TOKYO (Reuters) - An Olympus Corp executive found dead in India in an apparent suicide is likely to have had no link to the Japanese endoscope maker's accounting scandal, a company spokeswoman said on Wednesday.
Tsutomu Omori, 49, head of the firm's medical equipment business in India, was found hanged outside his apartment in suburban Delhi in an apparent suicide, police said the previous day.
There was no immediate suggestion his death was tied to the $1.7 billion fraud that has rocked corporate Japan and led to the arrest of senior executives in Tokyo.
"It is yet to become clear. But he has been a salesman abroad for a long time, so he is probably not involved," an Olympus spokeswoman in Tokyo told Reuters.
"He was involved in sales for a long time and he has never been involved in the financial area. We think that he has no involvement in the case," said the spokeswoman, who declined to be identified.
Omori was not a target of investigation by Olympus's third-party panel and other panels that the firm has set up, she said, adding that the company did not know whether he was being investigated by police and prosecutors.
Tokyo police and prosecutors declined to comment.
According to police in India, two handwritten notes, one in Japanese and the other in English, were discovered at Omori's home. The English note read, "I am sorry for bothering you," while the note in Japanese had yet to be translated.
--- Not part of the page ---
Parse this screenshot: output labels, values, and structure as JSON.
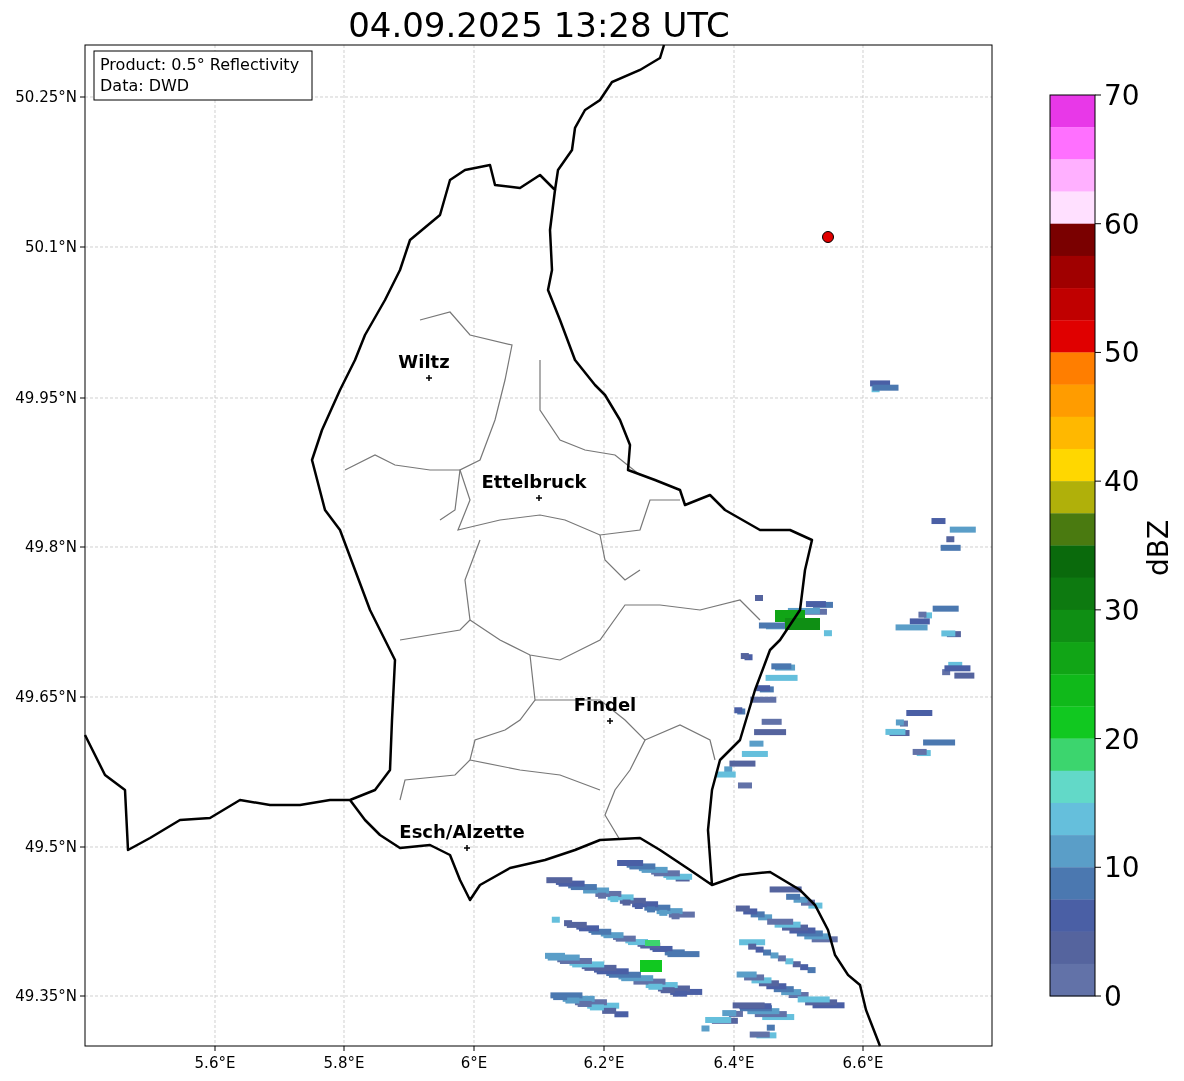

An investigation has been launched.
(Reporting by Yoko Kubota in TOKYO; Additional reporting by Satarupa Bhattacharjya in NEW DEHLI; Writing by Chris Gallagher; Editing by Robert Birsel)